Let's start with timing. Contrary to mythology, the Bretton Woods accords were not hammered out in a single meeting. Rather they were the culmination of years of arduous bargaining between U.S. Treasury official Harry Dexter White and his British counterpart John Maynard Keynes, the twentieth century's most influential economist. The upcoming Washington meeting, convened in the midst of a global crisis, will not benefit from any such thoughtful preparation, reducing the likelihood of major innovation-and raising the risk that any proposals submitted may be ill-considered. Moreover, Bretton Woods occurred under the auspices of Franklin Roosevelt, a president cruising toward an unprecedented fourth election victory. Next week's summit will be hosted by a lame duck with dismal approval ratings. We should not expect any vigorous U.S. leadership on this agenda until Obama is sworn in.
Second, today's global financial agenda is far more complicated than in the postwar era. In the lead-up to Bretton Woods, White and Keynes had to reach agreement on some fundamental but fairly straightforward matters. These included the rules governing exchange rates, and the role of the dollar as the world's key currency. Today's challenges are far more complex, involving not only the behavior of sovereign states but the role of private companies and esoteric financial instruments. The agenda in Washington may range from how to regulate global financial markets and multinational companies (including banks, rating agencies and hedge funds), to setting new international standards for accounting practices and bank capital reserves, to expanding the IMF's capabilities to conduct early warning and respond to credit crises. Hammering out agreement on these matters will take time.
Third, America's relative economic power and political influence have shrunk dramatically, while other global economic powers have risen. In 1944, the United States occupied a position of unchallenged leadership and was capable, to an astonishing degree, of realizing its preferences. It accounted for almost half of global output, ran massive current-account surpluses, and served as the overwhelming source of global credit. By contrast, the United States is now the world's leading debtor nation, and has seen its global leverage decline significantly. And despite recent European assertiveness, there is no clear successor to assume its mantle of benevolent hegemon, prepared to absorb the costs of maintaining an open world economy. As we move into an era of financial as well as geopolitical "nonpolarity," to borrow Richard Haass's phrase, firm leadership risks giving way to international policy drift.
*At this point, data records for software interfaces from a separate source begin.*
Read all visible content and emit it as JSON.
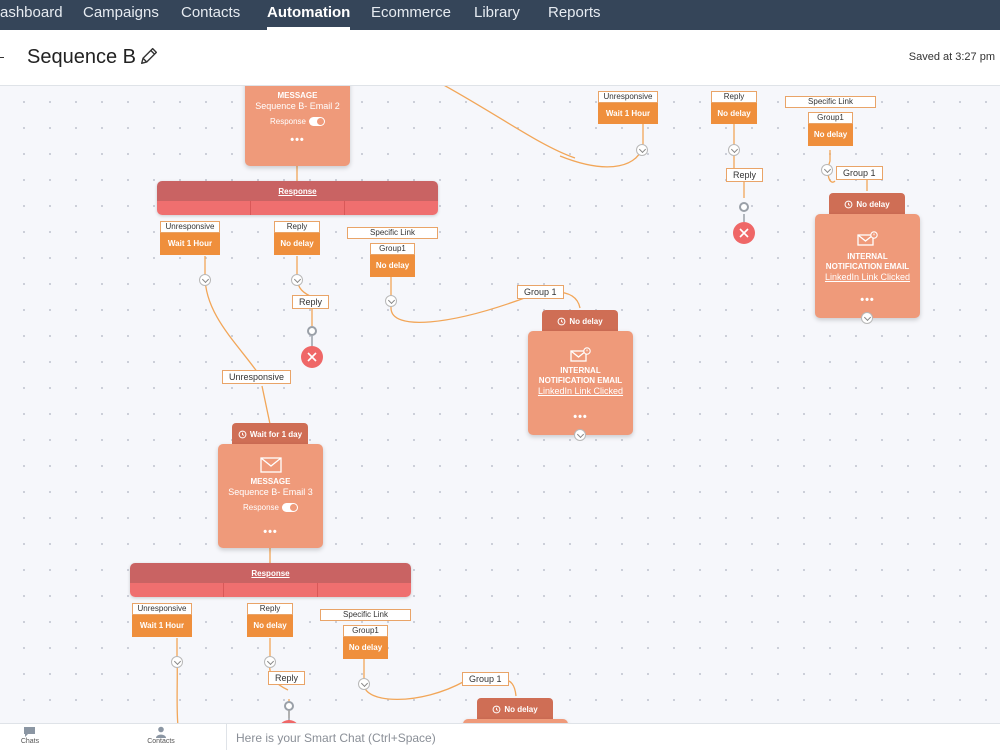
{
  "nav": {
    "items": [
      {
        "label": "ashboard",
        "active": false
      },
      {
        "label": "Campaigns",
        "active": false
      },
      {
        "label": "Contacts",
        "active": false
      },
      {
        "label": "Automation",
        "active": true
      },
      {
        "label": "Ecommerce",
        "active": false
      },
      {
        "label": "Library",
        "active": false
      },
      {
        "label": "Reports",
        "active": false
      }
    ]
  },
  "header": {
    "title": "Sequence B",
    "saved": "Saved at 3:27 pm",
    "edit_icon": "pencil-icon"
  },
  "colors": {
    "nav_bg": "#354559",
    "card": "#ef9a7a",
    "card_tab": "#cf6e55",
    "response_bar_top": "#c96363",
    "response_bar_bottom": "#ef6f6f",
    "action_button": "#ef8f3c",
    "end_node": "#ef6767",
    "wire": "#f2a658"
  },
  "canvas": {
    "email2": {
      "type": "MESSAGE",
      "name": "Sequence B- Email 2",
      "response": "Response",
      "more": "•••"
    },
    "bar1": {
      "label": "Response"
    },
    "b1_unresp": {
      "label": "Unresponsive",
      "action": "Wait 1 Hour"
    },
    "b1_reply": {
      "label": "Reply",
      "action": "No delay"
    },
    "b1_link": {
      "label": "Specific Link",
      "group": "Group1",
      "action": "No delay"
    },
    "b1_reply_pill": "Reply",
    "b1_group_pill": "Group 1",
    "b1_unresp_pill": "Unresponsive",
    "notif1": {
      "tab": "No delay",
      "type1": "INTERNAL",
      "type2": "NOTIFICATION EMAIL",
      "link": "LinkedIn Link Clicked",
      "more": "•••"
    },
    "email3": {
      "tab": "Wait for 1 day",
      "type": "MESSAGE",
      "name": "Sequence B- Email 3",
      "response": "Response",
      "more": "•••"
    },
    "bar2": {
      "label": "Response"
    },
    "b2_unresp": {
      "label": "Unresponsive",
      "action": "Wait 1 Hour"
    },
    "b2_reply": {
      "label": "Reply",
      "action": "No delay"
    },
    "b2_link": {
      "label": "Specific Link",
      "group": "Group1",
      "action": "No delay"
    },
    "b2_reply_pill": "Reply",
    "b2_group_pill": "Group 1",
    "notif3": {
      "tab": "No delay"
    },
    "top_unresp": {
      "label": "Unresponsive",
      "action": "Wait 1 Hour"
    },
    "top_reply": {
      "label": "Reply",
      "action": "No delay"
    },
    "top_link": {
      "label": "Specific Link",
      "group": "Group1",
      "action": "No delay"
    },
    "top_reply_pill": "Reply",
    "top_group_pill": "Group 1",
    "notif2": {
      "tab": "No delay",
      "type1": "INTERNAL",
      "type2": "NOTIFICATION EMAIL",
      "link": "LinkedIn Link Clicked",
      "more": "•••"
    }
  },
  "bottombar": {
    "chats": "Chats",
    "contacts": "Contacts",
    "smart_chat_placeholder": "Here is your Smart Chat (Ctrl+Space)"
  }
}
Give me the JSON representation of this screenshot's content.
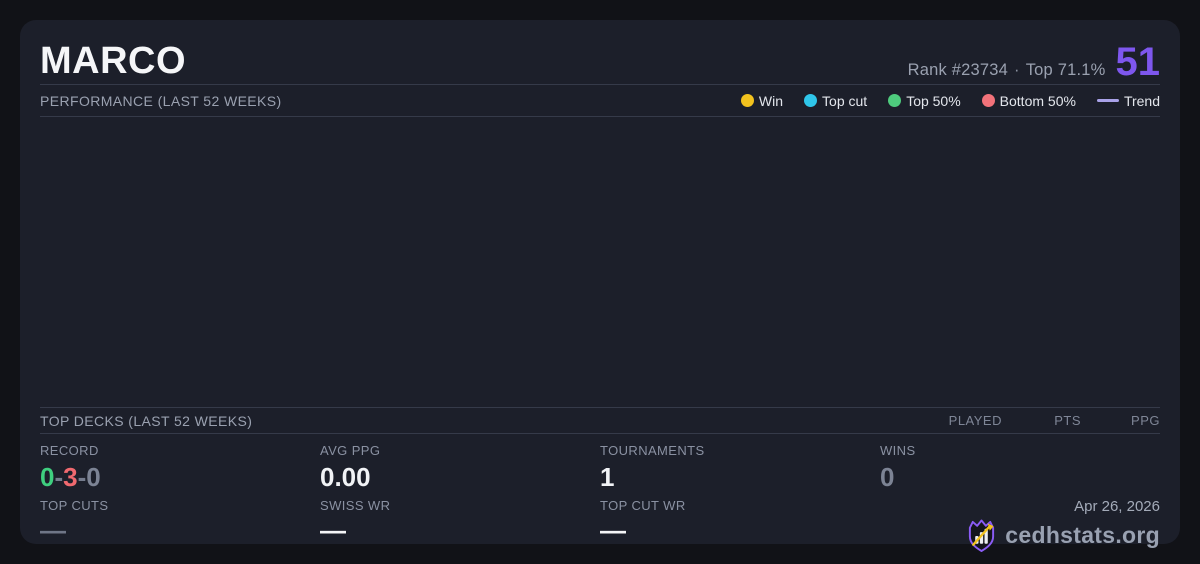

Indeed, the proliferation of new key players makes constructing a new global financial regime inherently more difficult. It was hard enough to forge wartime agreement between Roosevelt's United States and Churchill's British Empire. It will be far more daunting among a constellation of nations as diverse as the Group of 20, which brings together not only advanced democracies but developing countries like China, Brazil, South Africa and Saudi Arabia.
There is a historical parallel here. After World War II, Harry Truman hoped to create an International Trade Organization to complement the IMF and the World Bank. But it proved impossible to reproduce the success of the Anglo-American financial negotiations in a larger multilateral forum, where America's vision of an open world economy quickly came under siege from countries that preferred to pursue their own national agendas through intervention or protectionism. Today, the G-20 countries appear headed for a similar collision over the rules of the road for global finance. Players like France and Japan may advocate sweeping new global regulations, but these are unlikely to find favor in market-friendly Washington or with sovereignty-minded developing nations like China.
In a larger sense, however, the Bretton Woods accords remain highly relevant, as a symbol of the need to tame the wilder edges of capitalism. The challenge that White and Keynes faced was the same their counterparts confront today: how to strike the right balance between the open markets necessary for economic growth, and the regulations and interventions that are essential to insulate citizens-indeed entire countries-from the wild perturbations of the global economy. In 1944 the prolonged interwar slump and disintegration of the global economy had discredited laissez-faire economics, shattered the free-trade consensus of the gold-standard era, and led both Americans and Europeans to reconsider the responsibility of the state to regulate the domestic and international economy. The Bretton Woods institutions grew out of a consensus on both sides of the Atlantic that a managed multilateral order was needed to ameliorate postwar dislocation, stabilize currencies, ease financial crises, and encourage international investment and development.
Like White and Keynes initially, the statesmen who gather in Washington this weekend represent countries with starkly different philosophies on economic openness versus intervention. Whether the current global crisis will prompt today's leaders to make similar compromises remains to be seen.
Stewart Patrick, senior fellow and director of the program on International Institutions and Global Governance at the Council on Foreign Relations, is the author of Best Laid Plans: The Origins of American Multilateralism and the Coming of the Cold War, due out in December.